What to do =>
A faithful copy of the listing below is needed, one that contains no pictures.

Extracted records =>

________

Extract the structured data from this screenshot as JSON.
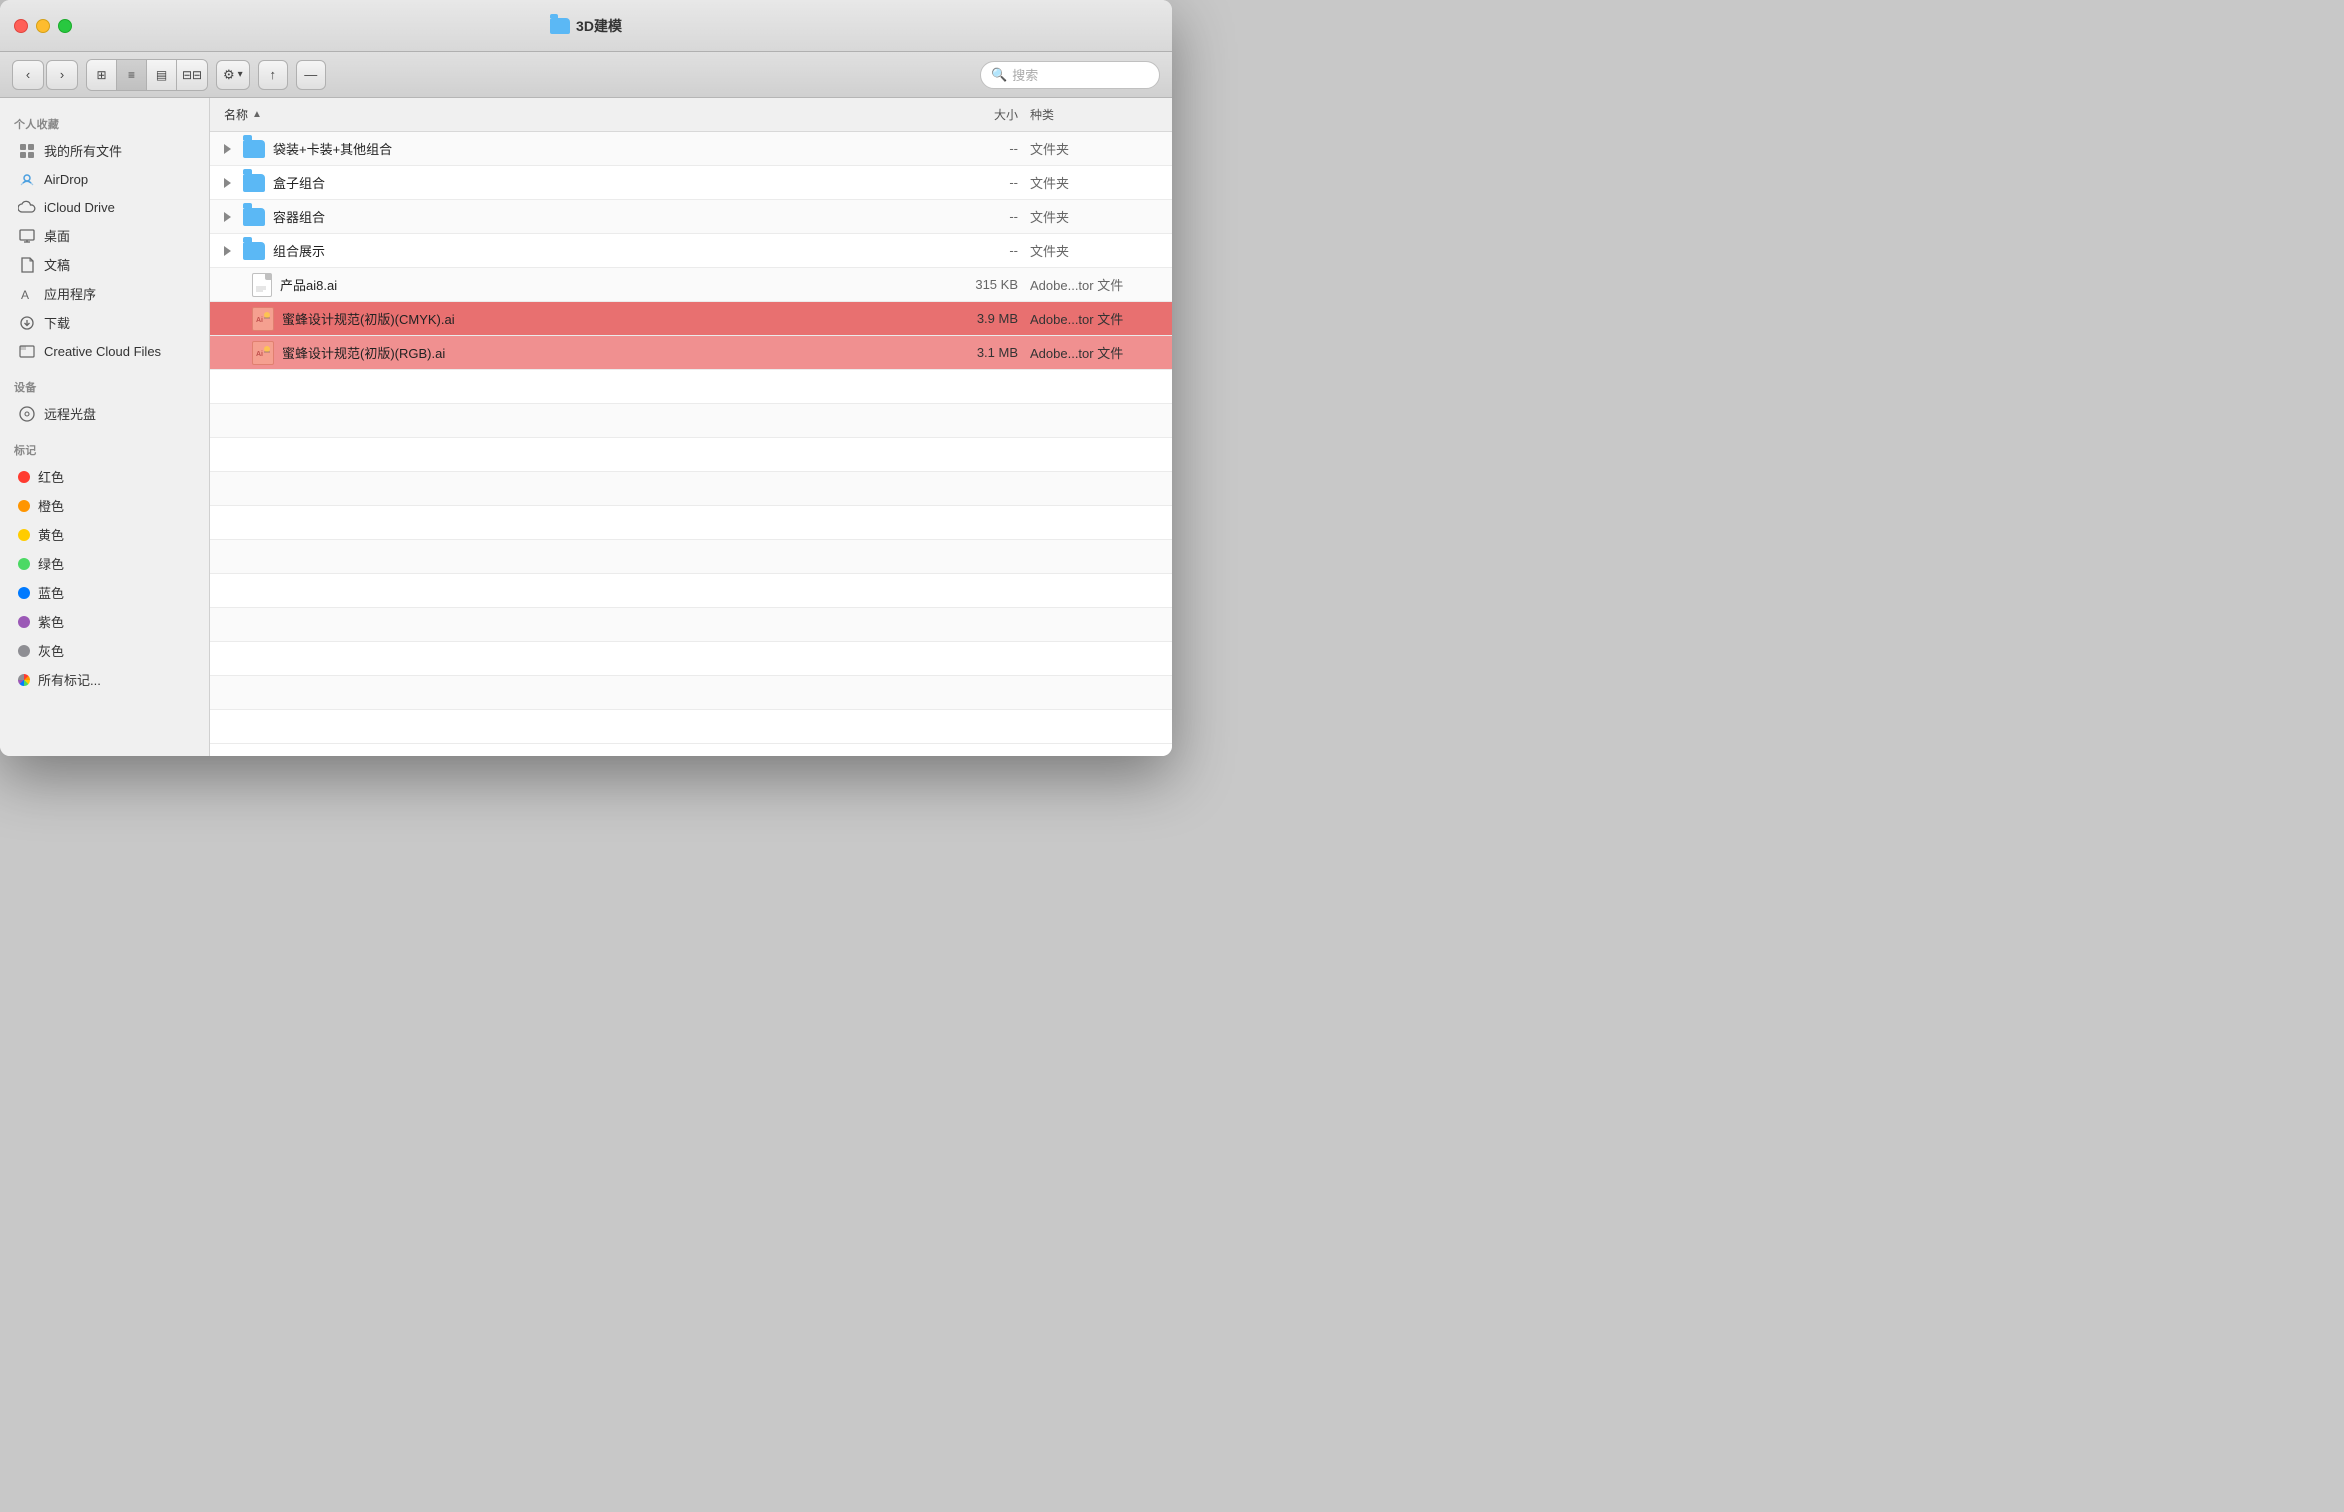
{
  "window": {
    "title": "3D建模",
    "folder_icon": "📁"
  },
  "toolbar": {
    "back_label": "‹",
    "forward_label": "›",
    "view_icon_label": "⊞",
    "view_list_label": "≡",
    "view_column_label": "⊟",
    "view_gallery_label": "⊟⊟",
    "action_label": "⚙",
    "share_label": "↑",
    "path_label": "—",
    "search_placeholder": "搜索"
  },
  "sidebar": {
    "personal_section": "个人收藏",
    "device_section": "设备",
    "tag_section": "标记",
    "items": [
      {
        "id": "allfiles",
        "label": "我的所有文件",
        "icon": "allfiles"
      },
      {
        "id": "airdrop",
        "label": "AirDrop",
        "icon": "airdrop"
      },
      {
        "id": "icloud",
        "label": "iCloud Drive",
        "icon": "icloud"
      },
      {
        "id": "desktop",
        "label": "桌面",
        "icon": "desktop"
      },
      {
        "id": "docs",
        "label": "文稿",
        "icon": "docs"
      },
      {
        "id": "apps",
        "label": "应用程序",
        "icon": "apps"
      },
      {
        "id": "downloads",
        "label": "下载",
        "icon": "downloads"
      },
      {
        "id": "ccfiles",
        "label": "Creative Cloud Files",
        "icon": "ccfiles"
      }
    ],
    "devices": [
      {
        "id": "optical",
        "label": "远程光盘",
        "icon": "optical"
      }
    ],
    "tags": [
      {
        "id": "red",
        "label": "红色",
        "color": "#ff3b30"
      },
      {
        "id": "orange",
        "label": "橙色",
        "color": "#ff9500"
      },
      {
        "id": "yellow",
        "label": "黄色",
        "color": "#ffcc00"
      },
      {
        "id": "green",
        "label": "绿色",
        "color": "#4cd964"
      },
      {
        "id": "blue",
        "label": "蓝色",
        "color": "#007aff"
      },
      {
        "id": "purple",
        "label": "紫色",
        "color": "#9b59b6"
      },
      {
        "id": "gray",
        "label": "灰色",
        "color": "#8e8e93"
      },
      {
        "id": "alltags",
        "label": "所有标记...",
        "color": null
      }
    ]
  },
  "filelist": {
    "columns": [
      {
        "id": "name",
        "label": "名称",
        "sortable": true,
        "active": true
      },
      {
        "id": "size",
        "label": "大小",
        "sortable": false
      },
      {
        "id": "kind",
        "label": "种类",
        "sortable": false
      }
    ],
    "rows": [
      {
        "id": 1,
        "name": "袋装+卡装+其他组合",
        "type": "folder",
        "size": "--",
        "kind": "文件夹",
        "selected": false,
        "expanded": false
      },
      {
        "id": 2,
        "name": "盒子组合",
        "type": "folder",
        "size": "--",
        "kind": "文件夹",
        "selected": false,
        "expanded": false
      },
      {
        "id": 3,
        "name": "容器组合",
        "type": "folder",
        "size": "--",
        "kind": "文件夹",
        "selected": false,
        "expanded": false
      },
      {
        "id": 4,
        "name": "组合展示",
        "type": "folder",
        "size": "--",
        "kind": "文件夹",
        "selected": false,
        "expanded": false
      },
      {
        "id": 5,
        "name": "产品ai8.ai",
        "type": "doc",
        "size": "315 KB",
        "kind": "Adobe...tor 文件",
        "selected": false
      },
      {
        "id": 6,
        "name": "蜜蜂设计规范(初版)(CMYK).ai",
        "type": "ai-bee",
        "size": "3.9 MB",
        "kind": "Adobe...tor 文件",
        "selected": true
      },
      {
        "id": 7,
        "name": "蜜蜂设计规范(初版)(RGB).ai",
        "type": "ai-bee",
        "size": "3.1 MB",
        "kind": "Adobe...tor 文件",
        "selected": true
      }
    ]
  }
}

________

Finished task =>
Extract the structured data from this screenshot as JSON.
{
  "window": {
    "title": "3D建模",
    "folder_icon": "📁"
  },
  "toolbar": {
    "back_label": "‹",
    "forward_label": "›",
    "view_icon_label": "⊞",
    "view_list_label": "≡",
    "view_column_label": "⊟",
    "view_gallery_label": "⊟⊟",
    "action_label": "⚙",
    "share_label": "↑",
    "path_label": "—",
    "search_placeholder": "搜索"
  },
  "sidebar": {
    "personal_section": "个人收藏",
    "device_section": "设备",
    "tag_section": "标记",
    "items": [
      {
        "id": "allfiles",
        "label": "我的所有文件",
        "icon": "allfiles"
      },
      {
        "id": "airdrop",
        "label": "AirDrop",
        "icon": "airdrop"
      },
      {
        "id": "icloud",
        "label": "iCloud Drive",
        "icon": "icloud"
      },
      {
        "id": "desktop",
        "label": "桌面",
        "icon": "desktop"
      },
      {
        "id": "docs",
        "label": "文稿",
        "icon": "docs"
      },
      {
        "id": "apps",
        "label": "应用程序",
        "icon": "apps"
      },
      {
        "id": "downloads",
        "label": "下载",
        "icon": "downloads"
      },
      {
        "id": "ccfiles",
        "label": "Creative Cloud Files",
        "icon": "ccfiles"
      }
    ],
    "devices": [
      {
        "id": "optical",
        "label": "远程光盘",
        "icon": "optical"
      }
    ],
    "tags": [
      {
        "id": "red",
        "label": "红色",
        "color": "#ff3b30"
      },
      {
        "id": "orange",
        "label": "橙色",
        "color": "#ff9500"
      },
      {
        "id": "yellow",
        "label": "黄色",
        "color": "#ffcc00"
      },
      {
        "id": "green",
        "label": "绿色",
        "color": "#4cd964"
      },
      {
        "id": "blue",
        "label": "蓝色",
        "color": "#007aff"
      },
      {
        "id": "purple",
        "label": "紫色",
        "color": "#9b59b6"
      },
      {
        "id": "gray",
        "label": "灰色",
        "color": "#8e8e93"
      },
      {
        "id": "alltags",
        "label": "所有标记...",
        "color": null
      }
    ]
  },
  "filelist": {
    "columns": [
      {
        "id": "name",
        "label": "名称",
        "sortable": true,
        "active": true
      },
      {
        "id": "size",
        "label": "大小",
        "sortable": false
      },
      {
        "id": "kind",
        "label": "种类",
        "sortable": false
      }
    ],
    "rows": [
      {
        "id": 1,
        "name": "袋装+卡装+其他组合",
        "type": "folder",
        "size": "--",
        "kind": "文件夹",
        "selected": false,
        "expanded": false
      },
      {
        "id": 2,
        "name": "盒子组合",
        "type": "folder",
        "size": "--",
        "kind": "文件夹",
        "selected": false,
        "expanded": false
      },
      {
        "id": 3,
        "name": "容器组合",
        "type": "folder",
        "size": "--",
        "kind": "文件夹",
        "selected": false,
        "expanded": false
      },
      {
        "id": 4,
        "name": "组合展示",
        "type": "folder",
        "size": "--",
        "kind": "文件夹",
        "selected": false,
        "expanded": false
      },
      {
        "id": 5,
        "name": "产品ai8.ai",
        "type": "doc",
        "size": "315 KB",
        "kind": "Adobe...tor 文件",
        "selected": false
      },
      {
        "id": 6,
        "name": "蜜蜂设计规范(初版)(CMYK).ai",
        "type": "ai-bee",
        "size": "3.9 MB",
        "kind": "Adobe...tor 文件",
        "selected": true
      },
      {
        "id": 7,
        "name": "蜜蜂设计规范(初版)(RGB).ai",
        "type": "ai-bee",
        "size": "3.1 MB",
        "kind": "Adobe...tor 文件",
        "selected": true
      }
    ]
  }
}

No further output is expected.